It was mainly accident which determined that from the 12th to the 17th century Avicenna should be the guide of medical study in European universities, and eclipse the names of Rhazes, Ali ibn al-Abbas and Avenzoar.
On the other hand he is quoted by Theon of Alexandria (who observed an eclipse at Alexandria in A.D.
But he seems to have been well cared for, and he was at the age of fourteen sufficiently advanced "in algebra, geometry, astronomy, and even the higher mathematics," to calculate a solar eclipse within four seconds of accuracy.
At the great Indian eclipse of 1868 he demonstrated the gaseous nature of the red prominences, and devised a method of observing them under ordinary daylight conditions.
Assyrian chronology is, therefore, certain from 911 B.C. to 666, and an eclipse of the sun which is stated to have been visible in the month Sivan, 763 B.C., is one that has been calculated to have taken place on the 15th of June of that year.

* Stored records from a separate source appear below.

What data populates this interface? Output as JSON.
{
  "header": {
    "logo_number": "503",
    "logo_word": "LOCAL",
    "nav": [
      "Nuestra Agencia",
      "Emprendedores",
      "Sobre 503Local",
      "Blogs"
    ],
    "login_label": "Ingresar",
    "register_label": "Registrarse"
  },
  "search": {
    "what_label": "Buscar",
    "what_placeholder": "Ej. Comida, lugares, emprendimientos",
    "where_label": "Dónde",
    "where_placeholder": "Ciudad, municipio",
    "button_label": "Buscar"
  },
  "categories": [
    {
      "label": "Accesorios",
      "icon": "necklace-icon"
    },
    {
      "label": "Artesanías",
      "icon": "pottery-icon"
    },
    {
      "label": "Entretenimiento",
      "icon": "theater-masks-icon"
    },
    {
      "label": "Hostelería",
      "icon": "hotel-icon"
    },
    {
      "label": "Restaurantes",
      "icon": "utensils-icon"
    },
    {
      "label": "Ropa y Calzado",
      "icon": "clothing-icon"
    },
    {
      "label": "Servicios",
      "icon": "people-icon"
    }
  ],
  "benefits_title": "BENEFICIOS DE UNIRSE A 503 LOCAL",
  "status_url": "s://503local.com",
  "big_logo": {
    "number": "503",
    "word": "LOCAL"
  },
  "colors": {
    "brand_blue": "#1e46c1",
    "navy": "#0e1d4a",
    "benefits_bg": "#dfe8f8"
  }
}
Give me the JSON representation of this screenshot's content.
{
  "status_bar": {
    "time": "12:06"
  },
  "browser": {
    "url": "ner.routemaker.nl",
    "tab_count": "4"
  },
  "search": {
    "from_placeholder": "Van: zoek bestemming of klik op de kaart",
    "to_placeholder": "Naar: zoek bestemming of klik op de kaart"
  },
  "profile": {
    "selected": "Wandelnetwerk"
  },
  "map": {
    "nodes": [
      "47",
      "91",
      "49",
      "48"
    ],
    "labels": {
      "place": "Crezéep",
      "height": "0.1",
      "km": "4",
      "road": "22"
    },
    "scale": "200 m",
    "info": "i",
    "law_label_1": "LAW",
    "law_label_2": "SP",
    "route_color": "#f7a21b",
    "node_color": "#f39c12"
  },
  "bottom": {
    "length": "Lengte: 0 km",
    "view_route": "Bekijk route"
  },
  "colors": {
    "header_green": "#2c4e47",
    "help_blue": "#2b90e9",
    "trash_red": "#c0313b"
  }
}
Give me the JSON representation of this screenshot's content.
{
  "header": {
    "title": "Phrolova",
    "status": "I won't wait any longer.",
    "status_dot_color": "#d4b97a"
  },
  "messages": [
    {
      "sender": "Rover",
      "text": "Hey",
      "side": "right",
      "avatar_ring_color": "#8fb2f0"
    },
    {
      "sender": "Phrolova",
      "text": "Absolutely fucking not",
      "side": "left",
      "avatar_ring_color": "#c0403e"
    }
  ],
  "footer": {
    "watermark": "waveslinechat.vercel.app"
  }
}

The amplitude of the phase is 1ï¿½1 magnitude; and the absence of any stationary interval at minimum proves the eclipse to be partial, not annular.
32-33), besides a great earthquake in Bithynia, an eclipse so remarkable that it became night " at the sixth hour of the day."
The eclipse meant is, presumably, that of the Crucifixion (so Origen, contra Celsum, ii.
His fortunes suffered an eclipse upon the accession of Henry I., by whom he was imprisoned in deference to the popular outcry.
He looked on the age in which he lived as a period of transition, to be followed either by an " eclipse of faith " or by a " revival of Christianity in a wider aspect," a " catholic, comprehensive, all-embracing Christianity " that " might yet overcome the world.
Among the Greeks, whose literature never suffered a complete eclipse, a similar effort to restore the classical tongue resulted in a kind of compromise; the conventional literary language, which is neither ancient nor modern, differs widely from the ver nacular.
The second part of the statement of Herodotus - the reality of the prediction by Thales - has been frequently called in question, chiefly on the ground that, in order to predict a solar eclipse with any chance of success, one should have the command of certain astronomical facts which were not known until the 3rd century, B.C., and then merely approximately, and only employed with that object in the following century by Hipparchus.
His observations of the protuberances on the sun, made during the total eclipse on the 10th of July 1860, are included in the work of Madler on the eclipse, published in 1861.
The most complete hydrogen spectrum is that measured by Evershed 8 in the flash spectrum observed during a total solar eclipse, and contains thirty-one lines, all of which agree with considerable accuracy with the formula, if the frequency number n is calculated correctly by reducing the wave-length to vacuo.9 It is a characteristic of Balmer's formula that the frequency approaches a definite limit as s is increased, and it was soon discovered that in several other spectra besides hydrogen, series of lines could be found, which gradually come nearer and nearer to each other as they become fainter, and approach a definite limit.